** Opening ENTRIES PROVIDED block **

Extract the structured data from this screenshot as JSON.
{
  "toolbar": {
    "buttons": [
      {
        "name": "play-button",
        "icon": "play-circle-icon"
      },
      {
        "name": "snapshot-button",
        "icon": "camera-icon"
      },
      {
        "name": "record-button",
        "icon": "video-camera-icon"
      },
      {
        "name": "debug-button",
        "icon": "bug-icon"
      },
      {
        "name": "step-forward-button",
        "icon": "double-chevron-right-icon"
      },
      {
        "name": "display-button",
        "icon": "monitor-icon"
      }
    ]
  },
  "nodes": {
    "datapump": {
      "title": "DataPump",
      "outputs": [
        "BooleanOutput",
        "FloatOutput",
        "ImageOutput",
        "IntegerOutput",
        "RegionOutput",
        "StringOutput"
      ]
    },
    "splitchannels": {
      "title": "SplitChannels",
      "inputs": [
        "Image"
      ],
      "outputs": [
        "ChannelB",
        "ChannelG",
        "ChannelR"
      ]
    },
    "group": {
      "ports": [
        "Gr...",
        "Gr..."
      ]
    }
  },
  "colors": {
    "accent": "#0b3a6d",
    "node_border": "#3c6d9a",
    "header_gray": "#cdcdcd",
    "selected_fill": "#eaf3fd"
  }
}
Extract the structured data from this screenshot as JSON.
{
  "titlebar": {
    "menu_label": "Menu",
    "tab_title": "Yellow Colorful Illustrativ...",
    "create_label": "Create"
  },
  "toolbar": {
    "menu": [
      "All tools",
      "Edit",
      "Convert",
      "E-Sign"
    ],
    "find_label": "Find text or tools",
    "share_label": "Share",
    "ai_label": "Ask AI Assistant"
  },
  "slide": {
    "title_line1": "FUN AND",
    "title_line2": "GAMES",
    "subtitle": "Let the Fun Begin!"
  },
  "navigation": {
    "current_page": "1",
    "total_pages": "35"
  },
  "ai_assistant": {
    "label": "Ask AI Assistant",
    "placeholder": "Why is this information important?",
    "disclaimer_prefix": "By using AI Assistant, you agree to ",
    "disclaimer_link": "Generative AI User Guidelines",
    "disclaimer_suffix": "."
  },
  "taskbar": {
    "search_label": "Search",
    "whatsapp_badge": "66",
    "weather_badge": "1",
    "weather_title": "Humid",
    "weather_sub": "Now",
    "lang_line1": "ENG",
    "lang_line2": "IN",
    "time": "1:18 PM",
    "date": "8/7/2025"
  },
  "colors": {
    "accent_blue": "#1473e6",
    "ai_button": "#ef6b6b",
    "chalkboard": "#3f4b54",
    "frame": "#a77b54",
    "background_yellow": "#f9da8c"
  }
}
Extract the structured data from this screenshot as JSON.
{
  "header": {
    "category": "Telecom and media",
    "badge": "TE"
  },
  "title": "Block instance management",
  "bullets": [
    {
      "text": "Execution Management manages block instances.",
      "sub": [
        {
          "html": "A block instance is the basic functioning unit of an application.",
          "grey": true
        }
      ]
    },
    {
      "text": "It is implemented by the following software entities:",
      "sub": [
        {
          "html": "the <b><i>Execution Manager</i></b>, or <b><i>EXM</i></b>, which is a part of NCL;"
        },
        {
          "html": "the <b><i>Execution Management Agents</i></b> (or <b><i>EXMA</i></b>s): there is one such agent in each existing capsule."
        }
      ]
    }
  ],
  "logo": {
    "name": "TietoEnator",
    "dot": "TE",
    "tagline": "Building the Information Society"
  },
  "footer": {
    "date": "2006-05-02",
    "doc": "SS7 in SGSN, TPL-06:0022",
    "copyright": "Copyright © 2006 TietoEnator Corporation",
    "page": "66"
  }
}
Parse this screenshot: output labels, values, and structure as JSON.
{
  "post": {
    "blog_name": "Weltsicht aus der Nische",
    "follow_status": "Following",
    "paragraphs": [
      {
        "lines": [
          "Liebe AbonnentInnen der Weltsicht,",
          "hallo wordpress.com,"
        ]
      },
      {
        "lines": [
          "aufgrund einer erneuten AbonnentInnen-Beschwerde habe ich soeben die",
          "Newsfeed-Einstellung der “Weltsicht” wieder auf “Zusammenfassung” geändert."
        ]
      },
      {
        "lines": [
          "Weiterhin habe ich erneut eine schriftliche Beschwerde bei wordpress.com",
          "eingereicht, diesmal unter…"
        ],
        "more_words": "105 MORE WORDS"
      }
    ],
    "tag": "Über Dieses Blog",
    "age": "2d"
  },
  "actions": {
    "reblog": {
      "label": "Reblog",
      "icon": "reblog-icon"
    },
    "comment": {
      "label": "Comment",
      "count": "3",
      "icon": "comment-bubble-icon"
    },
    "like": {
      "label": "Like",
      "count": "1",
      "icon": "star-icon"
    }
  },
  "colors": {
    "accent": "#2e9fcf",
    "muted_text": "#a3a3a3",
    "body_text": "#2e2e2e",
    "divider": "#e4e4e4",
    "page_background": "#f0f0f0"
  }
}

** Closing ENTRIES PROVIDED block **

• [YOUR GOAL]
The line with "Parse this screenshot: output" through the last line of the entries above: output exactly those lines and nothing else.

• [OUTPUT FOR THIS TASK]
Parse this screenshot: output labels, values, and structure as JSON.
{
  "post": {
    "blog_name": "Weltsicht aus der Nische",
    "follow_status": "Following",
    "paragraphs": [
      {
        "lines": [
          "Liebe AbonnentInnen der Weltsicht,",
          "hallo wordpress.com,"
        ]
      },
      {
        "lines": [
          "aufgrund einer erneuten AbonnentInnen-Beschwerde habe ich soeben die",
          "Newsfeed-Einstellung der “Weltsicht” wieder auf “Zusammenfassung” geändert."
        ]
      },
      {
        "lines": [
          "Weiterhin habe ich erneut eine schriftliche Beschwerde bei wordpress.com",
          "eingereicht, diesmal unter…"
        ],
        "more_words": "105 MORE WORDS"
      }
    ],
    "tag": "Über Dieses Blog",
    "age": "2d"
  },
  "actions": {
    "reblog": {
      "label": "Reblog",
      "icon": "reblog-icon"
    },
    "comment": {
      "label": "Comment",
      "count": "3",
      "icon": "comment-bubble-icon"
    },
    "like": {
      "label": "Like",
      "count": "1",
      "icon": "star-icon"
    }
  },
  "colors": {
    "accent": "#2e9fcf",
    "muted_text": "#a3a3a3",
    "body_text": "#2e2e2e",
    "divider": "#e4e4e4",
    "page_background": "#f0f0f0"
  }
}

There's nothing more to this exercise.